Golf is a game where you often cannot see where you might land. When you tee off you may not even be able to see the green and the flag. There are hazards along the way and you have to decide a strategy that minimises the risks and get your ball ever closer to the hole. Hitting the perfect shot is very rare. If you play well you will make par for the course.
Some shots are more difficult
At critical points you may well have to decide how much risk you should take.
Is it better to play a two shot strategy and be safe, or go with your driver and aim to be on the green in one, but run the risk of ending in a bunker off the fairway.
Inventory management has some very similar challenges. Perhaps the most difficult is handling the product that you only sell to one customer, but you sell a lot and you really want to continue what has generated a lot of profit in the past.
If you sell to many customers then it is much much easier. It is just like the short hole where you can see the pin, there is no wind and you hit a comfortable iron shot. Just swing and muscle memory does the rest.
However the rewards are probably not as high either. Everyone can make par.
How do you play the harder shots like a high volume to just one customer and make par more often, and even hit some birdies?
Making par more often
The first thing to understand is the lie of the land. Why might this be a risky play? If you are only selling to one customer and they only use it on one piece of equipment that may well be decommissioned at the end of a mine's life or on completion of a project then that could well raise your risks of being left stuck in a trap.
On the other hand if you know when a project is about to be complete then you will find it much easier to manage your risk. Information can save you.
However something like COVID19 is the sort of business disruption that is much harder to overcome as it can come out of the blue, like the sudden wind storm that interrupts the golf tournament. With appropriate scenario planning you can prepare for eventualities and react better.
The key message is information and preparation can certainly help frame the best response to the risks and challenges you might face.

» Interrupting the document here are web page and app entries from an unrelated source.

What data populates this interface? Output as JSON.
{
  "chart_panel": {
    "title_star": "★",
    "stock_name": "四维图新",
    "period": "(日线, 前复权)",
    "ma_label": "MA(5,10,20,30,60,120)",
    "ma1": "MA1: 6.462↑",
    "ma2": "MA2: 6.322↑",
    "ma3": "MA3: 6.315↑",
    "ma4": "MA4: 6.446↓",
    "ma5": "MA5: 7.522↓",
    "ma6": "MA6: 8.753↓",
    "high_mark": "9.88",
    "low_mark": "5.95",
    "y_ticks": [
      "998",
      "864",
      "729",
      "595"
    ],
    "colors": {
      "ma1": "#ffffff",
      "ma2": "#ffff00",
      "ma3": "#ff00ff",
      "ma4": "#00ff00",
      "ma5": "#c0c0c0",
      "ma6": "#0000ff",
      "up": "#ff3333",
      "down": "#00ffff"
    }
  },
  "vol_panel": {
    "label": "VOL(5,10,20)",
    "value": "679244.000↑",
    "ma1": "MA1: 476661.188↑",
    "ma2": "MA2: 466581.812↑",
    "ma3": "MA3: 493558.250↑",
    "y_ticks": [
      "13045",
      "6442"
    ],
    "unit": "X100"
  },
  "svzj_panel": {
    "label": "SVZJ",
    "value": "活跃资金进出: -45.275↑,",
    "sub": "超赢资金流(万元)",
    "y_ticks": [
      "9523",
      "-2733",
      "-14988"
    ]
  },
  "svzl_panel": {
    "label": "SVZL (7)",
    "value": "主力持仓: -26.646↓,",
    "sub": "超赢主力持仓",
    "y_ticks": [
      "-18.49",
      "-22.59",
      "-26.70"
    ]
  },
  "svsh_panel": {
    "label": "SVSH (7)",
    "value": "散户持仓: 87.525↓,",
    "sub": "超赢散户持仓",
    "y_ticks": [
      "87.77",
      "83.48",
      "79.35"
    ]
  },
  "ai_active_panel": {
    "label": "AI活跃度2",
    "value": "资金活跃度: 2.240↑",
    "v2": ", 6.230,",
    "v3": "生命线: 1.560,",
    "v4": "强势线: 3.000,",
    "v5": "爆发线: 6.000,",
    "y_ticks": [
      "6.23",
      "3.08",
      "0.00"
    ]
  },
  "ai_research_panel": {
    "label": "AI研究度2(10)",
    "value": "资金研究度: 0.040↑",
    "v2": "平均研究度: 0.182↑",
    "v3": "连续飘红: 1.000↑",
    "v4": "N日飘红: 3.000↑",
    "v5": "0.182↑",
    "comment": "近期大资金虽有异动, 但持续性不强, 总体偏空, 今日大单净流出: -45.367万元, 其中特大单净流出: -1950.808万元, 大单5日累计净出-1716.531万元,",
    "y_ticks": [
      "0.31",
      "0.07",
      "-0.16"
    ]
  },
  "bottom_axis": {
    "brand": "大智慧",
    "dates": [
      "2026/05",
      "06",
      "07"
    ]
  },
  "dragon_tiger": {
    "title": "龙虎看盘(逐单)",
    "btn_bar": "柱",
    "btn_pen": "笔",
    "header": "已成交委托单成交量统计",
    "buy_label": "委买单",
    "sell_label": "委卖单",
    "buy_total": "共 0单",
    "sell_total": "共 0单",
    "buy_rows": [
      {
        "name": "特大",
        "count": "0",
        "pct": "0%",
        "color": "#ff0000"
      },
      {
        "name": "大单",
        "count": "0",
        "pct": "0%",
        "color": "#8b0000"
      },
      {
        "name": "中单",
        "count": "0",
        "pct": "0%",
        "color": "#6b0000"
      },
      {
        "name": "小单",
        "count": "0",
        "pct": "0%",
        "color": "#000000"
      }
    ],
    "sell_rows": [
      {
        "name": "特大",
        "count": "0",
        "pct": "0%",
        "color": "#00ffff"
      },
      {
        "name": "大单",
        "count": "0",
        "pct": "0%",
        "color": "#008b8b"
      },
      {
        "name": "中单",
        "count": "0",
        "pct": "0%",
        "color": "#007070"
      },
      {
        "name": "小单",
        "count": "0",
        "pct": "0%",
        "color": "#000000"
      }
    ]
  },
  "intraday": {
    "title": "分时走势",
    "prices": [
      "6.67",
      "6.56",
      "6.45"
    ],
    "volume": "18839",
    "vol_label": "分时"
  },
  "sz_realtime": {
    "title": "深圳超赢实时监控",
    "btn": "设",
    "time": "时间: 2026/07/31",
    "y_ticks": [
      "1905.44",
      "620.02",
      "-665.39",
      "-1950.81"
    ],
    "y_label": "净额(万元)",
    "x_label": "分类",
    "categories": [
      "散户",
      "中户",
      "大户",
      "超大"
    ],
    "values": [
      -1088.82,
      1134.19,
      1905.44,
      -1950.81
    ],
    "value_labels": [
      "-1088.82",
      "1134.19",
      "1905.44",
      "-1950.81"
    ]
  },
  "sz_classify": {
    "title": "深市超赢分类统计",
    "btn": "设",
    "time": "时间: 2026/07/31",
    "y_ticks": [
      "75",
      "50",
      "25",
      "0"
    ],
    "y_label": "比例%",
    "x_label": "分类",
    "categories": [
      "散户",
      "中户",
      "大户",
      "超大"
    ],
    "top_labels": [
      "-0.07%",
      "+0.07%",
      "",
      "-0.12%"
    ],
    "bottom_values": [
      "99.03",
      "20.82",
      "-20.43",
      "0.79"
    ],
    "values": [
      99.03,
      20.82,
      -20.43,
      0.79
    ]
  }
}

Price the Risk
Whatever you do however it is important to recognise that there will always be some residual risk you just cannot manage through information or preparation. You cannot always see the 18th hole. You therefore need to include a provision for possible obsolescence and that could be 15-30%. In our experience the carrying cost on the really fast movers might well be say 20%, but on the very slow movers it may need to be 35%. That means you need a far higher gross margin for the slowest movers.
Manage and Share the risk
If your provisions have to be too high then maybe you need to have a conversation with your special customer along the following lines … "We have been supplying product X for several years now. It is important to us both. We want to make sure we have the stock so what are your plans …". There may even be merit in offering a discount for firm orders two months in advance or similar. Share the risk.
And maybe for the slow movers to very few customers you need to adopt a less aggressive service level to avoid over stocking. Hopefully you have the right sort of club in your golf bag to do this.
Know when to play differently
Our inventory planning system is run on auto-pilot by our customers, or at least that is what they try to do for as many products as possible – it helps their productivity.
Not wasting time on the easy decisions means that you have time to invest in relationships and high value decisions with uncertainty where needed.
Importantly review scores can help you prioritise where to spend your time. High volume, high value item = good. But high transaction count, but with only one customer ought to trigger an alarm … time to contact the rep or the customer and have a friendly chat about plans for that old piece of equipment. Some investment in the relationship on critical items that are unique to that relationship can help them and you.
And of course you don't want to get taken by surprise. A product can so easily have been a top performer but now is only used by one customer – time to play differently.
So in inventory management you can stay at the top of the leader board. You just need to pick the right shot to play at the right time with the right clubs and perhaps have some good coaching too.